Iindaba Ziyafika: The News Is Coming

    by Guy Berger
    December 11, 2008

    The news has started to flow. It’s a trial-trickle from township teenagers, through to other social groupings in Grahamstown. With the kick-off of phase one during 2008, citizen youth content has crossed the chasm of age difference to reach the older readers of the Grocott’s Mail newspaper.

    This is an early manifestation of the Knight Challenge project titled Iindaba Ziyafika, which aims to use cellphone technology to deepen a local public sphere in which Grocott’s Mail is the primary place for a meeting of minds and formulation of public opinion.

    It’s not just age differences being spanned, but a legacy of apartheid that includes divides of language, class and space.


    The content doing the trick has been generated by 45 young adults from three schools, working with Schools Officer Sipho January, and it was based on three kinds of SMS citizen journalism:

    – Comment/opinion
    – Mini-news story
    – Haiku poetry (you read it right: don’t conflate journalism content with conventional formats!).

    In sum, they produced:

    • strong opinions on municipal accountability and reflected controversy around the revival of the local community radio station.
    • mini-news stories about crime, sewer pipe breakages … and sex in the city of Grahamstown. Here’s an example:

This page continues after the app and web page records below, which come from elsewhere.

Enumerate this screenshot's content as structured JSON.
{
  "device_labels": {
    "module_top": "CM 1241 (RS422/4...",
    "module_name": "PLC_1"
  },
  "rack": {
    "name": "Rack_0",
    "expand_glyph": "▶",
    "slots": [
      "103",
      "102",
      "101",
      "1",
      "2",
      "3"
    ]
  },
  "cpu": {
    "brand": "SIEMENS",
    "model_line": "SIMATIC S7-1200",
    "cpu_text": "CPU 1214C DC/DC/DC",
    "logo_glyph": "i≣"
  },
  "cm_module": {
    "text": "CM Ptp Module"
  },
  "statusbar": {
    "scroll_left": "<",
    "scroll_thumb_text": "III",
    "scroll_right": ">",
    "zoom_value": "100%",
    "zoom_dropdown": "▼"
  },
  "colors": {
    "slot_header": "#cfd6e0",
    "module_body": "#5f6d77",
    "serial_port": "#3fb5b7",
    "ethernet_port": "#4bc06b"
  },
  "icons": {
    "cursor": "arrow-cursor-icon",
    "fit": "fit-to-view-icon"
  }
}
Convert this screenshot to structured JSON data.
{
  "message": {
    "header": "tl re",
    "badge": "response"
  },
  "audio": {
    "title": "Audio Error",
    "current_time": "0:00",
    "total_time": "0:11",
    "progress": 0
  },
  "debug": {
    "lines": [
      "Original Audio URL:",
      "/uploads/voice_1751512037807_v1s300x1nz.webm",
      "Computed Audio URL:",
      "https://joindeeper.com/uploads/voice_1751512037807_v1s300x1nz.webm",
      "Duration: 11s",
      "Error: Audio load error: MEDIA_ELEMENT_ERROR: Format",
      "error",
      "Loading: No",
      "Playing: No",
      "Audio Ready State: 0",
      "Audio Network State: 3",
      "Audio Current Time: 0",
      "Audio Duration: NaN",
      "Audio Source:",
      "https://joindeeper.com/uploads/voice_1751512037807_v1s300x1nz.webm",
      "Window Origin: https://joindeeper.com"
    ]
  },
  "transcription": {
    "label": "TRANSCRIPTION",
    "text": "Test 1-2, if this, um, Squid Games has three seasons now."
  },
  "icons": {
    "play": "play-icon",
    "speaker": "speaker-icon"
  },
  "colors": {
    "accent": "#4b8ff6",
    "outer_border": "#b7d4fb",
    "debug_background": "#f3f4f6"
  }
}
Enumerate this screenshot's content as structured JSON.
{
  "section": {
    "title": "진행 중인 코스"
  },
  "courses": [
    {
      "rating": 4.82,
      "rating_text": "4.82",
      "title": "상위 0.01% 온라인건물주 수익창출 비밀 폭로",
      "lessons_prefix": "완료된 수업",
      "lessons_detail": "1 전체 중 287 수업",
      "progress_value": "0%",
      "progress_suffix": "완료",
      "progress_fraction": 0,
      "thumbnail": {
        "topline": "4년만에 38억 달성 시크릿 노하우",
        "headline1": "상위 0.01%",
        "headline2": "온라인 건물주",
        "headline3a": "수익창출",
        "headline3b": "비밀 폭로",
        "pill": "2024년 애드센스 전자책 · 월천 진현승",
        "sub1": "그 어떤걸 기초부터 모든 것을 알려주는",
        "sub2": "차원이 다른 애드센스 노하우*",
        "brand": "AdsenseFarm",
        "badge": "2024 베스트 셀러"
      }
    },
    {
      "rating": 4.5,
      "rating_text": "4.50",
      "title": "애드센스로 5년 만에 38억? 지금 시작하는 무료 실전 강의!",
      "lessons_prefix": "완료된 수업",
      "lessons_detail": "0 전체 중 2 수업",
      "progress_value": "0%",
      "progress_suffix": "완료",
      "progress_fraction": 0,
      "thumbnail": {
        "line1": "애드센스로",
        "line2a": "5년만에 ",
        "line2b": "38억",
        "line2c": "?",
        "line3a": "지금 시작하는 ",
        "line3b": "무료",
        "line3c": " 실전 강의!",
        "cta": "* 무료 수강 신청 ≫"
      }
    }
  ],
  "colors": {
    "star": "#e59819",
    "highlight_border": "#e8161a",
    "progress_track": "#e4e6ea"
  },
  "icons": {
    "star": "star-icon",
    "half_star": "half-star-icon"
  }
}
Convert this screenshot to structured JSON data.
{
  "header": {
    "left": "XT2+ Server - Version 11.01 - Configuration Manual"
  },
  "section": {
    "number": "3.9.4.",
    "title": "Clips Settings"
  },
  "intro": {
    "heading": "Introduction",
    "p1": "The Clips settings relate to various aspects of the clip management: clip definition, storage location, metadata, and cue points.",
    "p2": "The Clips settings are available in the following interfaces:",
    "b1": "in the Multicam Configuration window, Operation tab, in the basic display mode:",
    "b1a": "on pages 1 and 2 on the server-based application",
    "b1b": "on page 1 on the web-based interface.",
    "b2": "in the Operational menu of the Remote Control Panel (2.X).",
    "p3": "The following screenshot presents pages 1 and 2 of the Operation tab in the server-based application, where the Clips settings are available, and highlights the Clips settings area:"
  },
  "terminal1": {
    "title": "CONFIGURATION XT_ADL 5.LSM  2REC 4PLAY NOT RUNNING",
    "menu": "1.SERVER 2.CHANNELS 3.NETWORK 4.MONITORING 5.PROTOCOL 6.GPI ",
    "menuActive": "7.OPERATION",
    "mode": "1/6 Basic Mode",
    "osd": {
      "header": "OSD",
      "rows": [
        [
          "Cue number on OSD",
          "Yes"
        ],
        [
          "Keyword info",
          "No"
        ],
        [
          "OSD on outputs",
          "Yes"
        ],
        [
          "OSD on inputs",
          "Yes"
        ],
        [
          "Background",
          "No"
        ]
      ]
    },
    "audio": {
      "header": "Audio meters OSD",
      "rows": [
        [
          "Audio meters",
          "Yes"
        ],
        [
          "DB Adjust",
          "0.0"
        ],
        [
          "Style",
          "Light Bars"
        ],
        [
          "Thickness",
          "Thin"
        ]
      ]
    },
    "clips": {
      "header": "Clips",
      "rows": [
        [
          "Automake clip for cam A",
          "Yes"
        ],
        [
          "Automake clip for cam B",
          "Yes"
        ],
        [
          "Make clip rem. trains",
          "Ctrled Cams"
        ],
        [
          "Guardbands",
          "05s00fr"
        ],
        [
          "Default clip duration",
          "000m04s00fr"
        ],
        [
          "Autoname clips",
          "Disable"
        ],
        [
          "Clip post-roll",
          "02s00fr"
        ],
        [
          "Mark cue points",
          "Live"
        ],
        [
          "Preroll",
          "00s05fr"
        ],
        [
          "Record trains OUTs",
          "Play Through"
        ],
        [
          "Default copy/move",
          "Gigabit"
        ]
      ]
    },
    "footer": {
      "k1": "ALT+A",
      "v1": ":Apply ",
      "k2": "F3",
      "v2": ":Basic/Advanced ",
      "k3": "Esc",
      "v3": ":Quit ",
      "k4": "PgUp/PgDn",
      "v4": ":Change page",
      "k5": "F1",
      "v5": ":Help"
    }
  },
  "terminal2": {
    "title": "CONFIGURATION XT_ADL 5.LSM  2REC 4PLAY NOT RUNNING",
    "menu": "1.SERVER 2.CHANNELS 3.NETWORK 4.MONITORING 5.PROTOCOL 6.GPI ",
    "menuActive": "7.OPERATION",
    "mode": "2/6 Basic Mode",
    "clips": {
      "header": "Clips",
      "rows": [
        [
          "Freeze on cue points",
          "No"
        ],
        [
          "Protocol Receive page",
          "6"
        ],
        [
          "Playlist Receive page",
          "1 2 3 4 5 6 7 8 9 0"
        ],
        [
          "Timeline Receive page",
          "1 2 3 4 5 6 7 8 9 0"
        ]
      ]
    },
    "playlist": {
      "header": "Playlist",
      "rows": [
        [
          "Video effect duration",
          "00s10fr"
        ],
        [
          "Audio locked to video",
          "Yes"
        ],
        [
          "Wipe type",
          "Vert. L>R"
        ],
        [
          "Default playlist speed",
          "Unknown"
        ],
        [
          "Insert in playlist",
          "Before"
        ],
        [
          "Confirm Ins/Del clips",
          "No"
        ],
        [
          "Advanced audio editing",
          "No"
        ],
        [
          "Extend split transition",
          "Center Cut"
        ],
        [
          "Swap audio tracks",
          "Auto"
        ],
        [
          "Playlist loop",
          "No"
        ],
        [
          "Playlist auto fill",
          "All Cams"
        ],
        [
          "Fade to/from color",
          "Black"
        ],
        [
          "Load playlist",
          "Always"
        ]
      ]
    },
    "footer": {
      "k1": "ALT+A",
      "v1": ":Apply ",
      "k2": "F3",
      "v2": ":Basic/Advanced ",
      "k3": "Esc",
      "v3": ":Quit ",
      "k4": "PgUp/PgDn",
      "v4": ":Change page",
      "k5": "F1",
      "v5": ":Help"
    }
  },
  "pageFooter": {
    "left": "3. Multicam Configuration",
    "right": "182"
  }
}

    “Friday afternoon pupils were caught doing sexual activities in public, [at] Ethembeni ext7. They were kissing each others’ private parts, [and] also taking their clothes off. They were beaten by the community, but didn’t get reported to the cops.”
    (sub-text: Vigilante behaviour is a real problem in Grahamstown.)

    Haiku Journalism

    The Haiku poetry SMSes from the learners covered stories like: “On my way home. Knives, ‘Give me your phone’. Took, ran away.”

    And more light-heartedly: “My classmate busy as a bee. Braids on Thursday; plaited on Friday. How’s that possible?”

    Is that journalism? It’s a debate that emerged when I reported the project at the Global Forum for Media Development in December. You can read the debate here, along with other samples of what they wrote). (The content published in the paper was edited).

    One thing for sure: When these young citizen journalists spoke about their experience at the Highway Africa conference in Grahamstown in September, they said they enjoyed doing haiku journalism the most.

    At Highway Africa, which is attended by some 700 media practitioners from all over Africa, someone asked the learners if they ought not to write in conventional language, not SMS-speak. “No ways,” came the answer. “The adults should get with it.”

    I also presented on the project at the MobileActive conference in Johannesburg in October. At every occasion, people have come up to me afterwards (eg. from South Africa, the UK and Afghanistan) saying they’ve been inspired to do something similar.

    My advice:
    • 1. Work with youth who feel marginalized from mainstream media, and are motivated to express themselves.
    • 2. Get a media partner who will publish or broadcast their work. They — and their parents — get a huge kick out of seeing their stories in the public realm.
    • 3. Train the youth about what it means to be citizens (rights and responsibilities), and what it means to be journalists (accuracy, verification, fairness, public interest). We’ve done a basic booklet [PDF file].
    • 4. Signal to audiences that the content does not come with a professional stamp of approval, and be sure to double-check anything that seems dicey or merits deeper investigation.

    The ball is rolling and some of the bigger issues include assessing how this expanded circuit of news relates to the quality of the public sphere in Grahamstown. Keep in mind that this is a town which cannot even agree on its name (a strong lobby wants to rename it iRhini).

    Challenges Ahead

    For 2009, the challenge is to see how these youth contributions can be sustained, and also how to integrate continuous publication of these in the general mix of the paper.

    We’re also planning research into youth creators themselves and into audience reception of their content. Right now, our Schools Outreach officer Sipho January is collecting detailed data on the technology — what phones they have been using, and how they manage use with pre-payment.

    There’s also tech development being done to develop the software interface between the telephony and Grocott’s Mail drupal-based CMS. It’s been a slow process, but there’ll be some stuff to test in January.

    The biggest aim for 2009 is not only to receive youth journalism, but to deliver mobile news streams to the producers as well. After all, to be a quality media producer, you have to be a hot-shot media consumer.

    Tagged: cellphone journalism citizen journalists public sphere south africa

    Comments are closed.

  • Who We Are

    MediaShift is the premier destination for insight and analysis at the intersection of media and technology. The MediaShift network includes MediaShift, EducationShift, MetricShift and Idea Lab, as well as workshops and weekend hackathons, email newsletters, a weekly podcast and a series of DigitalEd online trainings.

    About MediaShift »
    Contact us »
    Sponsor MediaShift »
    MediaShift Newsletters »

    Follow us on Social Media